In "Between the Scenes," Jeffrey Michael Bays has distilled the art of what many excellent editors do instinctively. Writers and Directors can learn a great deal from the way an Editor sculpts the raw footage to shifting between beats, scenes and sequences to cinematically express the gestalt of the internalized journey of the characters.
To illuminate this full palette of transitional techniques, he breaks them down into easy-to-understand categories, using examples as diverse as Hitchcock, to that famous viral You Tube Hitler clip :-) to a full case study on Ridley Scott's "Gladiator," to even the differences between cutting for film versus TV - all of which help put these strategic approaches in entertaining context. He further encourages you to synthesize these tools immediately by analyzing the script or project you're currently working on to assess which tools might be best used, where, for the greatest dramatic effect - and why.
As a writer or a director, your project can only benefit from your anticipating the same considerations your Editor will eventually be confronted with: Have you put the story in context and adequately conveyed the underlying mood? Have you left sufficient white space to allow your audience to think and feel? (I loved the concept of the "echo line" - reverberating from one scene and lingering into the next). Have you varied the length, intensity and mood of your scenes to achieve the right overall rhythm? Should you withhold, behold, tease or please? ;-)
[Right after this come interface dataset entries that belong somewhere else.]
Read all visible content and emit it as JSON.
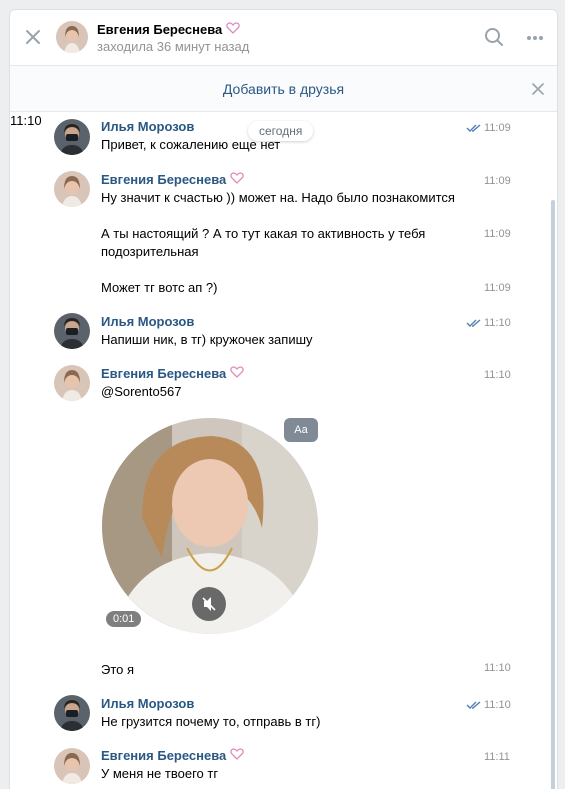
{
  "header": {
    "name": "Евгения Береснева",
    "status": "заходила 36 минут назад"
  },
  "add_friend": {
    "label": "Добавить в друзья"
  },
  "date_pill": "сегодня",
  "messages": [
    {
      "author": "Илья Морозов",
      "text": "Привет, к сожалению еще нет",
      "time": "11:09"
    },
    {
      "author": "Евгения Береснева",
      "text": "Ну значит к счастью )) может на. Надо было познакомится",
      "time": "11:09"
    },
    {
      "text": "А ты настоящий ? А то тут какая то активность у тебя подозрительная",
      "time": "11:09"
    },
    {
      "text": "Может тг вотс ап ?)",
      "time": "11:09"
    },
    {
      "author": "Илья Морозов",
      "text": "Напиши ник, в тг) кружочек запишу",
      "time": "11:10"
    },
    {
      "author": "Евгения Береснева",
      "text": "@Sorento567",
      "time": "11:10"
    },
    {
      "time": "11:10",
      "video_duration": "0:01",
      "aa_label": "Aa"
    },
    {
      "text": "Это я",
      "time": "11:10"
    },
    {
      "author": "Илья Морозов",
      "text": "Не грузится почему то, отправь в тг)",
      "time": "11:10"
    },
    {
      "author": "Евгения Береснева",
      "text": "У меня не твоего тг",
      "time": "11:11"
    }
  ],
  "colors": {
    "link": "#2a5885",
    "muted": "#939393",
    "read_check": "#5181b8",
    "heart": "#e08bbd"
  },
  "icons": [
    "close-icon",
    "search-icon",
    "more-icon",
    "heart-icon",
    "read-check-icon",
    "mute-icon"
  ]
}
Just as actors analyze scripts to determine where their character was before they came into the scene (so they can come on camera "in the moment"), Bays encourages his Readers to consider their characters' movement through geography to express each character's internal journey (without the pace lagging - unless you want it to!).
Writers usually have a very specific reason for why they chose to set a scene in a specific locale, but this book analyzes why a Director might creatively change some of those all critical locations, the time, weather, etc. (other than just budgetary or logistical constraints) - and encourages Writers to preconceive these creative juxtapositions. Most writers and directors are adept at using binary oppositions to achieve contrast but all too many forget (or don't have the patience) to stay that extra beat to capture critical character reactions. This book illustrates why all of these are so critical to multimedia storytelling.
We've all heard that a film is created three times: once when it is written (the whole story world created by the screenwriter), then when it is shot (what the Actors but especially the Director bring to capture the essence of moments in the lens) then finally, when the Editor puzzles together the pieces of the best of what was shot. And (if you're lucky), a great producer can also contribute immeasurably during development). In his "Between the Scenes," Jeffrey Michael Bays gives all three key phase leaders a great deal to consider when plying their craft - be it for film or Televison, on the screen or even still on the script page - as to how to connect their audience with a new character, relieve or build tension - and ultimately: emotionally and intellectually engage their audience.